#### PROBLEM
All entries below are to be copied precisely as they appear.

#### DATASET RECORDS
+===+

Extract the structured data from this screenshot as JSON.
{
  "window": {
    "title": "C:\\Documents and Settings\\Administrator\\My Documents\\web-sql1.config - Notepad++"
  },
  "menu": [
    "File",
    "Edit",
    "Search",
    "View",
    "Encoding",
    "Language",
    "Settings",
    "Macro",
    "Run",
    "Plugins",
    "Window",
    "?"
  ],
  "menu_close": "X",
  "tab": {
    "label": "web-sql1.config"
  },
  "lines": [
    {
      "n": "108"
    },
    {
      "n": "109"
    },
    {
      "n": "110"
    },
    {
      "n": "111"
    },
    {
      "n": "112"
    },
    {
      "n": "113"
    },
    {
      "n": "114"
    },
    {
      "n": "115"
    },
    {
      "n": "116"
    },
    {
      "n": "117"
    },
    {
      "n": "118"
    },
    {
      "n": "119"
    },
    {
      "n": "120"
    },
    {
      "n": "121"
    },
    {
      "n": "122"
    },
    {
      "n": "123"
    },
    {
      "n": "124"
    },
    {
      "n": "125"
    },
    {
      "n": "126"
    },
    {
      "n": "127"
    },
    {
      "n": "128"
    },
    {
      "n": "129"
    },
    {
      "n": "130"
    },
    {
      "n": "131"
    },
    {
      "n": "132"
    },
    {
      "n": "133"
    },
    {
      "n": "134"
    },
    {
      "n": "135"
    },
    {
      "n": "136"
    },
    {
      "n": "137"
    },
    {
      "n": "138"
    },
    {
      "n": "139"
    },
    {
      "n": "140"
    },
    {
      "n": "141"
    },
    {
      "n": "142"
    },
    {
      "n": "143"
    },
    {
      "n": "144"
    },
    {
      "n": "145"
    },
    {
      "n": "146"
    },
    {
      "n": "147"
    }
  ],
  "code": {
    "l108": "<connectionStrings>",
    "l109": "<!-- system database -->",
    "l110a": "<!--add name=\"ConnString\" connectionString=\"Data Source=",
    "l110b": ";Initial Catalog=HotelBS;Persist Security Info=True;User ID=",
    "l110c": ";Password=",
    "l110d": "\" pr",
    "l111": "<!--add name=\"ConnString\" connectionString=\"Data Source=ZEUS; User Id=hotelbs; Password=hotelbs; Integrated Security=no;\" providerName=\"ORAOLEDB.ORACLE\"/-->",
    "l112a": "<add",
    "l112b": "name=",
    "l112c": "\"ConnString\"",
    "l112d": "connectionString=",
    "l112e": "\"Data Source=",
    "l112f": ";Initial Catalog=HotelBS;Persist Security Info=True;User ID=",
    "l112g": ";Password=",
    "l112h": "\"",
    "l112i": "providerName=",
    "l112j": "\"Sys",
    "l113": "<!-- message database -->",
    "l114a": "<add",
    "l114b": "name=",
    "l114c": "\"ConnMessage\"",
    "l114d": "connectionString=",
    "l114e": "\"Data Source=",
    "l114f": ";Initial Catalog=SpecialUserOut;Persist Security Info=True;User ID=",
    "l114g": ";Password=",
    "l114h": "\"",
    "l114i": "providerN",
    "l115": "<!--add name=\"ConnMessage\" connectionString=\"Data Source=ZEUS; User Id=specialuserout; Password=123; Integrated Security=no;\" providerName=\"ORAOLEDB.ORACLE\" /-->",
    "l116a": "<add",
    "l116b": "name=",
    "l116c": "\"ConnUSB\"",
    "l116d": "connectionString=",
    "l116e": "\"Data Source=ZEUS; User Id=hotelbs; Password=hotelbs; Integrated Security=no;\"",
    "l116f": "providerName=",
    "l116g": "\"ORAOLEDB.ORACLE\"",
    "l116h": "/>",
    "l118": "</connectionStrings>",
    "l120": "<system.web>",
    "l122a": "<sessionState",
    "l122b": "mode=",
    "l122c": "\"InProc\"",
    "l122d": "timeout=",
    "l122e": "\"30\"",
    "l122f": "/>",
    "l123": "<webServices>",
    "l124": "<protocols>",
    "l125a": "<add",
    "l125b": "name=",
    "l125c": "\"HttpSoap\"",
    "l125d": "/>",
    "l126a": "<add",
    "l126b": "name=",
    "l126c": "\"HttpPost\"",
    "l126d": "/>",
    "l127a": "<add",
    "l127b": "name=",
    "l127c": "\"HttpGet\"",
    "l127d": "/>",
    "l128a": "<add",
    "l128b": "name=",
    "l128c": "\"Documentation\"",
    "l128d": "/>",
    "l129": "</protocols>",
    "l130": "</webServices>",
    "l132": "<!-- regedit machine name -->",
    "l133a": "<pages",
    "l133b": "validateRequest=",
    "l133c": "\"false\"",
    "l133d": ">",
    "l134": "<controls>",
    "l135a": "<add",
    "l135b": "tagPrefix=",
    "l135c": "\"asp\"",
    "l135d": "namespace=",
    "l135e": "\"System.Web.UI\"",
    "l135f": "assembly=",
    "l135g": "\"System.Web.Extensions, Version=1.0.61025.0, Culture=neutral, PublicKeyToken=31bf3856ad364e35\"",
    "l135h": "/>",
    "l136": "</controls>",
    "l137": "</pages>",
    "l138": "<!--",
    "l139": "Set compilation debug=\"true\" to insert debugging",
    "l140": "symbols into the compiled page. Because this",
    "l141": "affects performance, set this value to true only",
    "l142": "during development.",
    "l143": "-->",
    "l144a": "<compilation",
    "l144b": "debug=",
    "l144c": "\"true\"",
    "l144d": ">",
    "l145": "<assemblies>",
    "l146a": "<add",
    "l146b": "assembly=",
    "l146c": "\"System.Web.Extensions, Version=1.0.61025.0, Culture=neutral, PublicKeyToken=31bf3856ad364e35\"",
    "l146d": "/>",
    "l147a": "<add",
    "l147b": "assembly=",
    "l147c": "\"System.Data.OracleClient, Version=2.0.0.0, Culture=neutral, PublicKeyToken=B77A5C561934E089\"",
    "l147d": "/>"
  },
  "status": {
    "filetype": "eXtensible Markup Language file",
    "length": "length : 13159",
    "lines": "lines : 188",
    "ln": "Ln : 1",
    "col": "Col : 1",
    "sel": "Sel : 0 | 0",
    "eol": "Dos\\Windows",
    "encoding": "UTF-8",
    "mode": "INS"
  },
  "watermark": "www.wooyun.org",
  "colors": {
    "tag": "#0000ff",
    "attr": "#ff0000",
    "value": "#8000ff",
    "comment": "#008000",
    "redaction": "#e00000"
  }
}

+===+

#### WORKED SOLUTION
Extract the structured data from this screenshot as JSON.
{
  "window": {
    "title": "C:\\Documents and Settings\\Administrator\\My Documents\\web-sql1.config - Notepad++"
  },
  "menu": [
    "File",
    "Edit",
    "Search",
    "View",
    "Encoding",
    "Language",
    "Settings",
    "Macro",
    "Run",
    "Plugins",
    "Window",
    "?"
  ],
  "menu_close": "X",
  "tab": {
    "label": "web-sql1.config"
  },
  "lines": [
    {
      "n": "108"
    },
    {
      "n": "109"
    },
    {
      "n": "110"
    },
    {
      "n": "111"
    },
    {
      "n": "112"
    },
    {
      "n": "113"
    },
    {
      "n": "114"
    },
    {
      "n": "115"
    },
    {
      "n": "116"
    },
    {
      "n": "117"
    },
    {
      "n": "118"
    },
    {
      "n": "119"
    },
    {
      "n": "120"
    },
    {
      "n": "121"
    },
    {
      "n": "122"
    },
    {
      "n": "123"
    },
    {
      "n": "124"
    },
    {
      "n": "125"
    },
    {
      "n": "126"
    },
    {
      "n": "127"
    },
    {
      "n": "128"
    },
    {
      "n": "129"
    },
    {
      "n": "130"
    },
    {
      "n": "131"
    },
    {
      "n": "132"
    },
    {
      "n": "133"
    },
    {
      "n": "134"
    },
    {
      "n": "135"
    },
    {
      "n": "136"
    },
    {
      "n": "137"
    },
    {
      "n": "138"
    },
    {
      "n": "139"
    },
    {
      "n": "140"
    },
    {
      "n": "141"
    },
    {
      "n": "142"
    },
    {
      "n": "143"
    },
    {
      "n": "144"
    },
    {
      "n": "145"
    },
    {
      "n": "146"
    },
    {
      "n": "147"
    }
  ],
  "code": {
    "l108": "<connectionStrings>",
    "l109": "<!-- system database -->",
    "l110a": "<!--add name=\"ConnString\" connectionString=\"Data Source=",
    "l110b": ";Initial Catalog=HotelBS;Persist Security Info=True;User ID=",
    "l110c": ";Password=",
    "l110d": "\" pr",
    "l111": "<!--add name=\"ConnString\" connectionString=\"Data Source=ZEUS; User Id=hotelbs; Password=hotelbs; Integrated Security=no;\" providerName=\"ORAOLEDB.ORACLE\"/-->",
    "l112a": "<add",
    "l112b": "name=",
    "l112c": "\"ConnString\"",
    "l112d": "connectionString=",
    "l112e": "\"Data Source=",
    "l112f": ";Initial Catalog=HotelBS;Persist Security Info=True;User ID=",
    "l112g": ";Password=",
    "l112h": "\"",
    "l112i": "providerName=",
    "l112j": "\"Sys",
    "l113": "<!-- message database -->",
    "l114a": "<add",
    "l114b": "name=",
    "l114c": "\"ConnMessage\"",
    "l114d": "connectionString=",
    "l114e": "\"Data Source=",
    "l114f": ";Initial Catalog=SpecialUserOut;Persist Security Info=True;User ID=",
    "l114g": ";Password=",
    "l114h": "\"",
    "l114i": "providerN",
    "l115": "<!--add name=\"ConnMessage\" connectionString=\"Data Source=ZEUS; User Id=specialuserout; Password=123; Integrated Security=no;\" providerName=\"ORAOLEDB.ORACLE\" /-->",
    "l116a": "<add",
    "l116b": "name=",
    "l116c": "\"ConnUSB\"",
    "l116d": "connectionString=",
    "l116e": "\"Data Source=ZEUS; User Id=hotelbs; Password=hotelbs; Integrated Security=no;\"",
    "l116f": "providerName=",
    "l116g": "\"ORAOLEDB.ORACLE\"",
    "l116h": "/>",
    "l118": "</connectionStrings>",
    "l120": "<system.web>",
    "l122a": "<sessionState",
    "l122b": "mode=",
    "l122c": "\"InProc\"",
    "l122d": "timeout=",
    "l122e": "\"30\"",
    "l122f": "/>",
    "l123": "<webServices>",
    "l124": "<protocols>",
    "l125a": "<add",
    "l125b": "name=",
    "l125c": "\"HttpSoap\"",
    "l125d": "/>",
    "l126a": "<add",
    "l126b": "name=",
    "l126c": "\"HttpPost\"",
    "l126d": "/>",
    "l127a": "<add",
    "l127b": "name=",
    "l127c": "\"HttpGet\"",
    "l127d": "/>",
    "l128a": "<add",
    "l128b": "name=",
    "l128c": "\"Documentation\"",
    "l128d": "/>",
    "l129": "</protocols>",
    "l130": "</webServices>",
    "l132": "<!-- regedit machine name -->",
    "l133a": "<pages",
    "l133b": "validateRequest=",
    "l133c": "\"false\"",
    "l133d": ">",
    "l134": "<controls>",
    "l135a": "<add",
    "l135b": "tagPrefix=",
    "l135c": "\"asp\"",
    "l135d": "namespace=",
    "l135e": "\"System.Web.UI\"",
    "l135f": "assembly=",
    "l135g": "\"System.Web.Extensions, Version=1.0.61025.0, Culture=neutral, PublicKeyToken=31bf3856ad364e35\"",
    "l135h": "/>",
    "l136": "</controls>",
    "l137": "</pages>",
    "l138": "<!--",
    "l139": "Set compilation debug=\"true\" to insert debugging",
    "l140": "symbols into the compiled page. Because this",
    "l141": "affects performance, set this value to true only",
    "l142": "during development.",
    "l143": "-->",
    "l144a": "<compilation",
    "l144b": "debug=",
    "l144c": "\"true\"",
    "l144d": ">",
    "l145": "<assemblies>",
    "l146a": "<add",
    "l146b": "assembly=",
    "l146c": "\"System.Web.Extensions, Version=1.0.61025.0, Culture=neutral, PublicKeyToken=31bf3856ad364e35\"",
    "l146d": "/>",
    "l147a": "<add",
    "l147b": "assembly=",
    "l147c": "\"System.Data.OracleClient, Version=2.0.0.0, Culture=neutral, PublicKeyToken=B77A5C561934E089\"",
    "l147d": "/>"
  },
  "status": {
    "filetype": "eXtensible Markup Language file",
    "length": "length : 13159",
    "lines": "lines : 188",
    "ln": "Ln : 1",
    "col": "Col : 1",
    "sel": "Sel : 0 | 0",
    "eol": "Dos\\Windows",
    "encoding": "UTF-8",
    "mode": "INS"
  },
  "watermark": "www.wooyun.org",
  "colors": {
    "tag": "#0000ff",
    "attr": "#ff0000",
    "value": "#8000ff",
    "comment": "#008000",
    "redaction": "#e00000"
  }
}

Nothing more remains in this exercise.